For the first time, the prize money will be limited to residents of Albany, Schenectady, Rensselaer, Fulton, Greene, Columbia, Schoharie, Montgomery, Saratoga, Warren or Washington counties in New York, or Bennington County in Vermont and Berkshire County in Massachusetts. Runners who have been members of the Hudson Mohawk Road Runners Club since before June 1 are also eligible regardless of residency.

Neiles, who is a co-race director with Brian and Jessica Northan, Ray Newkirk and Jon Rocco, said organizers have met with some backlash over the prize money change.

“It is causing a real ruckus among a lot of people, but that’s the decision they made,” he said. “They’re just trying something different. There are a lot of local people and area runners who would like to take home $600. You won’t see a lot of the hotshots of the past.

“There’s two schools of thought on this.” . .

Although there are several top-quality runners committed to the Stockade-athon, the lack of prize eligibility likely will discourage elite out-of-towners from running. For instance, the 2016 men’s champion, former Niskayuna High star Lou Serafini, would not be in line for prize money, since he lives in Brighton, Mass.

The race has added a few other new features and tweaks. Three-person teams can sign up for a relay in which each runs a 5k leg while competing for the Stockade-athon Cup. Neiles said they only have seven teams signed up so far.
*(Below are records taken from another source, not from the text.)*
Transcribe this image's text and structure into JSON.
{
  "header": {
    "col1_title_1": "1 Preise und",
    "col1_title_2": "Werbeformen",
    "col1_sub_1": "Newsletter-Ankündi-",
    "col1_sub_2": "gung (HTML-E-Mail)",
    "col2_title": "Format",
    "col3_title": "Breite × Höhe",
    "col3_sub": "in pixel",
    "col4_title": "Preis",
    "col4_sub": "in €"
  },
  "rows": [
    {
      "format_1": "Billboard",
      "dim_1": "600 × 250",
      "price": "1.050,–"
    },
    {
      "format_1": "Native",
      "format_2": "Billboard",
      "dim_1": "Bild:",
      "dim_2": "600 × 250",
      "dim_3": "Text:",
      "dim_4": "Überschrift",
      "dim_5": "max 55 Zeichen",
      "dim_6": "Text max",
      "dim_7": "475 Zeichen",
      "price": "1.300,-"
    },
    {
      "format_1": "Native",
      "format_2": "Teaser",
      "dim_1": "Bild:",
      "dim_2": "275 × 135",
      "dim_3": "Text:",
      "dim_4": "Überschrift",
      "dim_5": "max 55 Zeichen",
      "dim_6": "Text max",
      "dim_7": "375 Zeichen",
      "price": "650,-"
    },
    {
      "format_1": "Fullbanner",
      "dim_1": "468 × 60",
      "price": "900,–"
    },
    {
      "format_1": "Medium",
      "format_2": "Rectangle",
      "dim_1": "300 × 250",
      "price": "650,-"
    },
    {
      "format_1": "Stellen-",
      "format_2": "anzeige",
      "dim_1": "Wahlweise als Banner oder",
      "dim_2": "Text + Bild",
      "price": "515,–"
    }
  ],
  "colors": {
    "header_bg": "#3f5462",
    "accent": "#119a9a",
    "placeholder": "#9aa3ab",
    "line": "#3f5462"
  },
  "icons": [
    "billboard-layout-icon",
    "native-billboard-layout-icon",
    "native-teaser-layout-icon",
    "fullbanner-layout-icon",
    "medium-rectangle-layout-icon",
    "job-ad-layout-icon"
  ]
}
 BTW: I am still nostalgic for the old race route, which had the runners arriving at Lawrence the Indian at the half-way point, allowing spectators here to properly cheer for racers of all talent and speed levels over 30 to 40 minutes; the current route means the entire field runs by in perhaps 12 minutes, and gets to enjoy much less of the Stockade and its hospitality.